Moore's career was academic: born in New York, he took a B.A. from Columbia University in 1798 and from 1823 to 1850 was Professor of Oriental and Greek Literature at the General Theological Seminary of the Episcopal Church, whose site he in fact donated for the college. His Compendious Lexicon of the Hebrew Language was published in 1809, but his fame came from a ballad that he said that he wrote in 1822 for his two daughters, Margaret and Charity, but that was anonymously published a year later. Martin Gardner describes the great affection Moore obtained for a poem, "Account of a Visit from St. Nicholas," that he claimed, deceptively, as his own in his collected Poems in 1844:
Every year, in late December, a Clement Clarke Moore Christmas Commemoration is held in the Church of the Intercession at Broadway and 155th Street in uptown Manhattan. After the candlelight service, at which Moore's ballad is read, there is a lantern procession, with luck through snow, to Moore's grave across the street. (The Annotated Night Before Christmas, ed. Martin Gardner (New York: Summit Books, 1991; PS 2429 M5Z 54 1991 Robarts Library).
Moore was buried in the Trinity Church cemetery at 155th Street and Amsterdam Ave. The 1990 commemoration was the 79th. In 2000, Don Foster, an English professor at Vassar College in Poughkeepsie, New York, obtained external and internal evidence that clearly showed that Moore could not have been the author of that poem.
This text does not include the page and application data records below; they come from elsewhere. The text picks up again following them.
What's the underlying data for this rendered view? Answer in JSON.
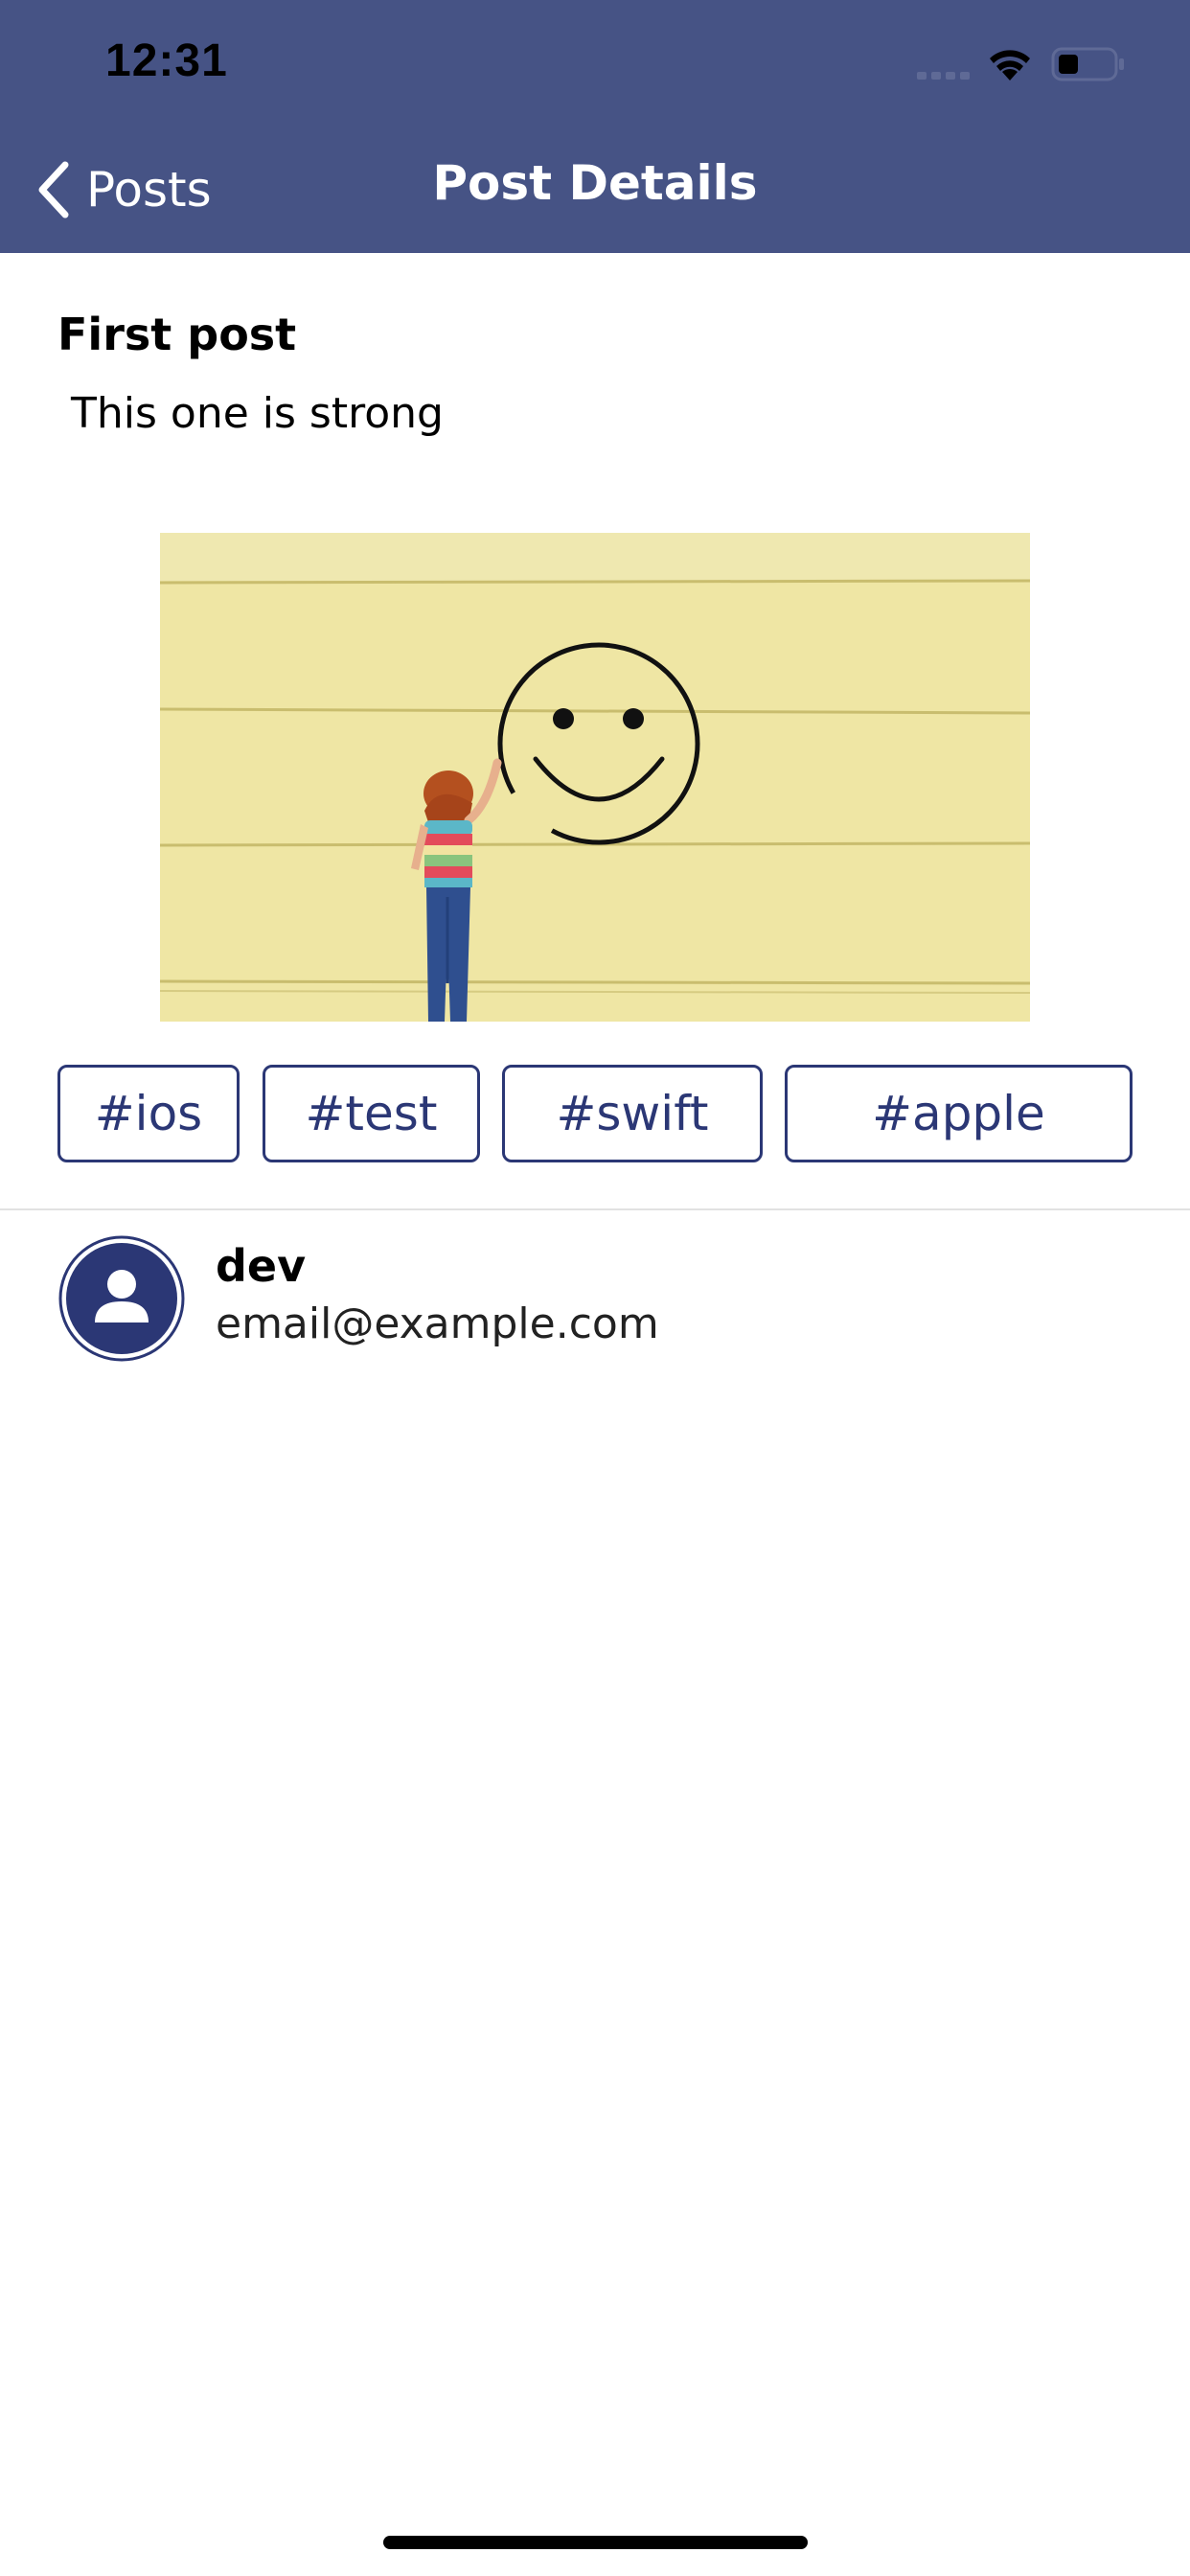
{
  "status_bar": {
    "time": "12:31",
    "icons": [
      "cellular-signal-icon",
      "wifi-icon",
      "battery-icon"
    ]
  },
  "nav": {
    "back_label": "Posts",
    "title": "Post Details",
    "background_color": "#465385"
  },
  "post": {
    "title": "First post",
    "body": "This one is strong",
    "image": "photo of child drawing a smiley face on a yellow wall"
  },
  "tags": [
    {
      "label": "#ios"
    },
    {
      "label": "#test"
    },
    {
      "label": "#swift"
    },
    {
      "label": "#apple"
    }
  ],
  "author": {
    "name": "dev",
    "email": "email@example.com",
    "avatar_icon": "user-avatar-icon"
  },
  "colors": {
    "accent": "#2b3775",
    "header": "#465385",
    "image_background": "#efe6a4"
  }
}
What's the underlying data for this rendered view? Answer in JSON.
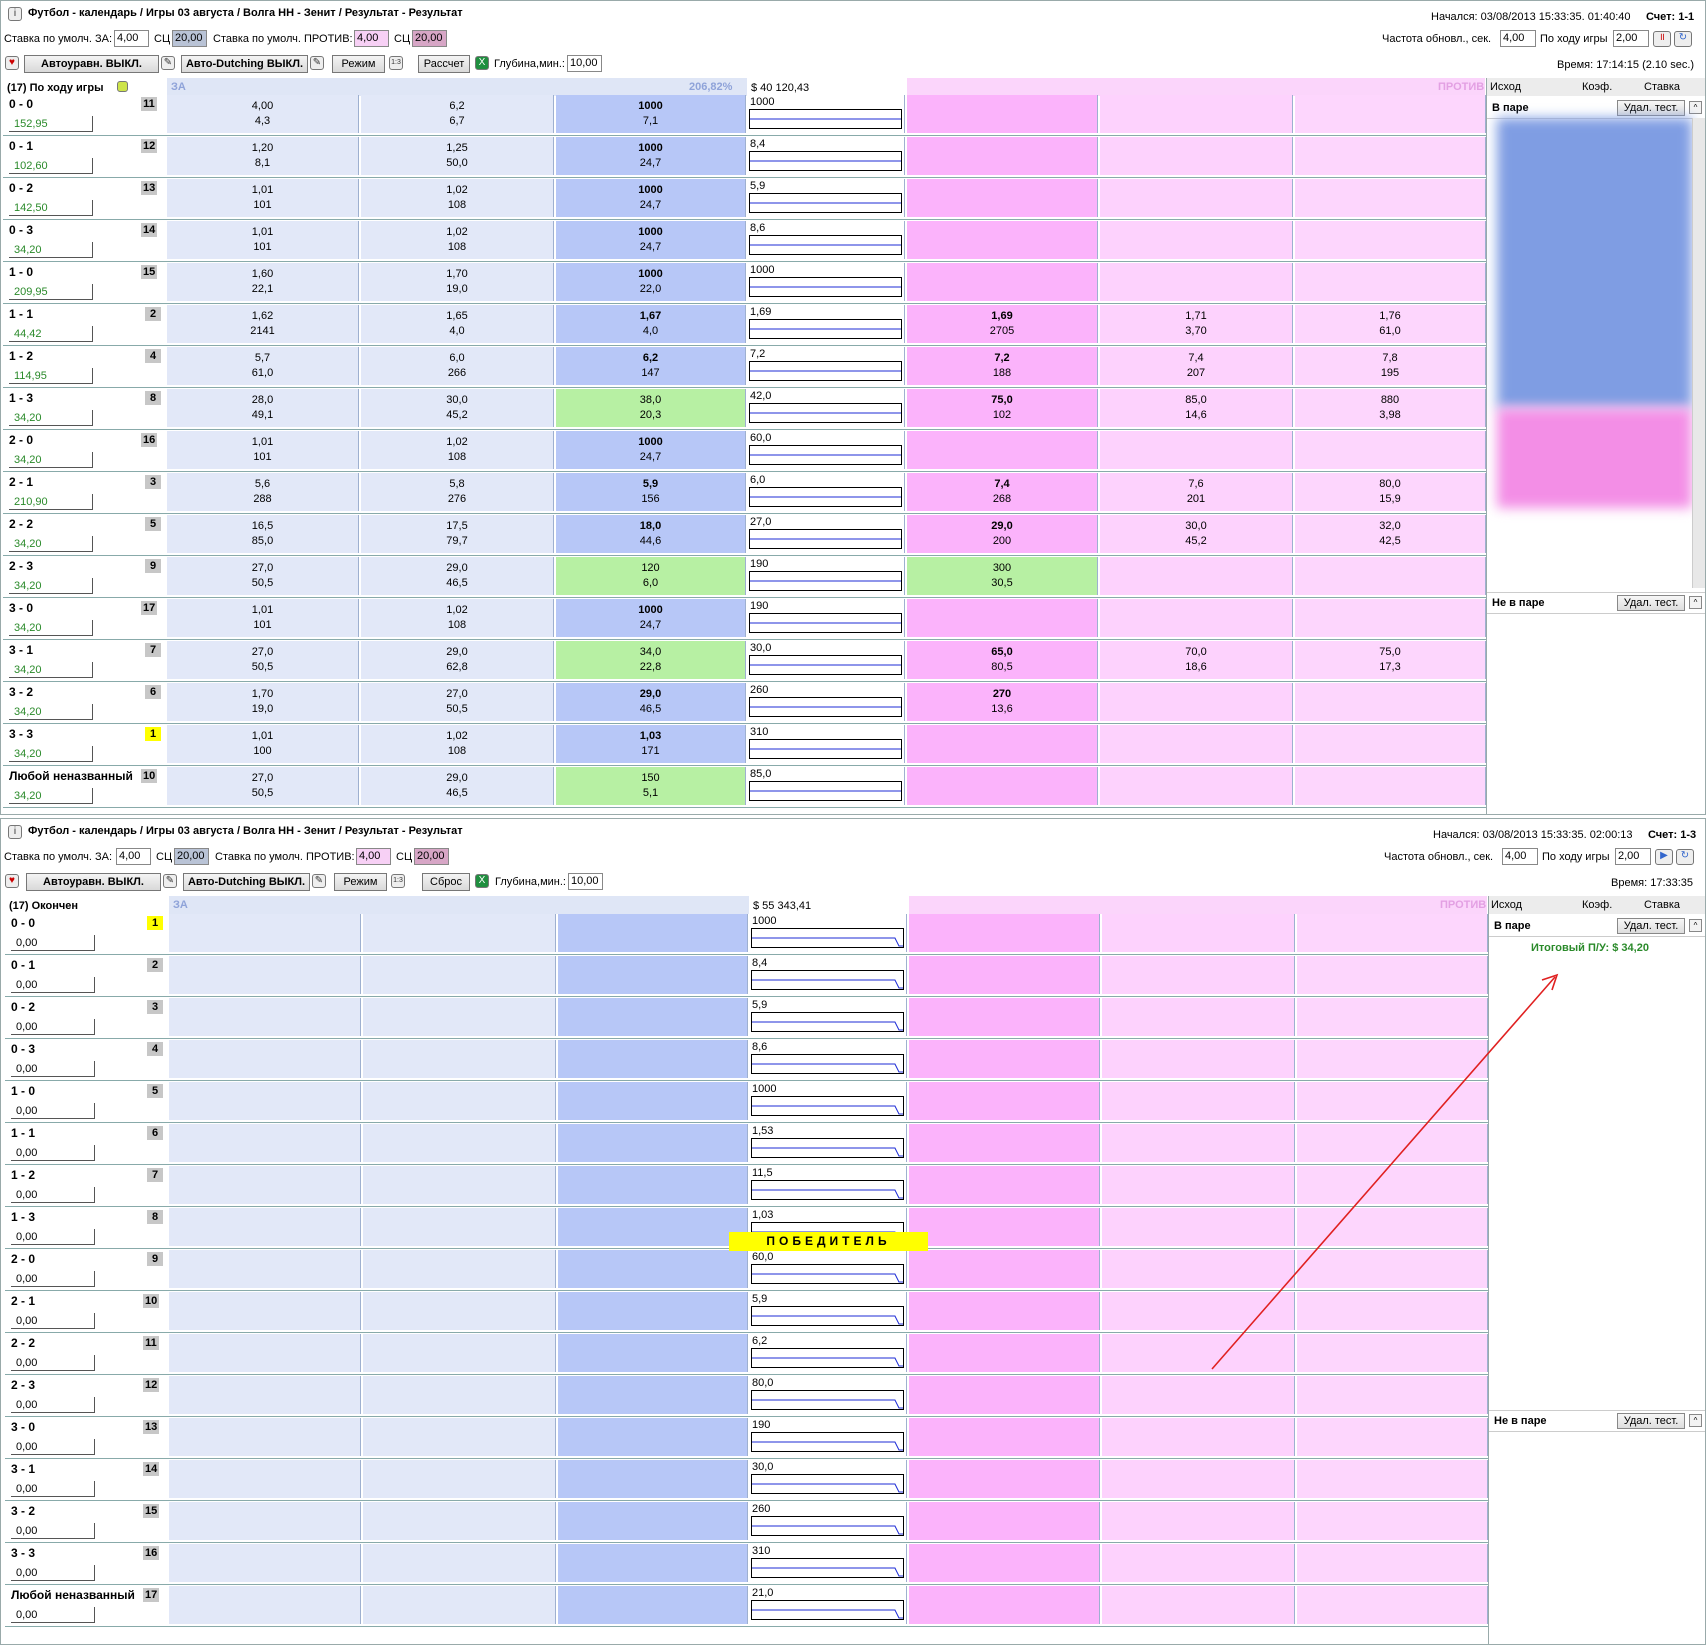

Instead, it probably was the work of Major Henry Livingston, Jr., and that Moore had written another, and almost forgotten, Christmas piece, "Old Santeclaus." Foster's detection of this misattribution appears in his Author Unknown: On the Trail of Anonymous (New York: Henry Holt, 2000): 221-75.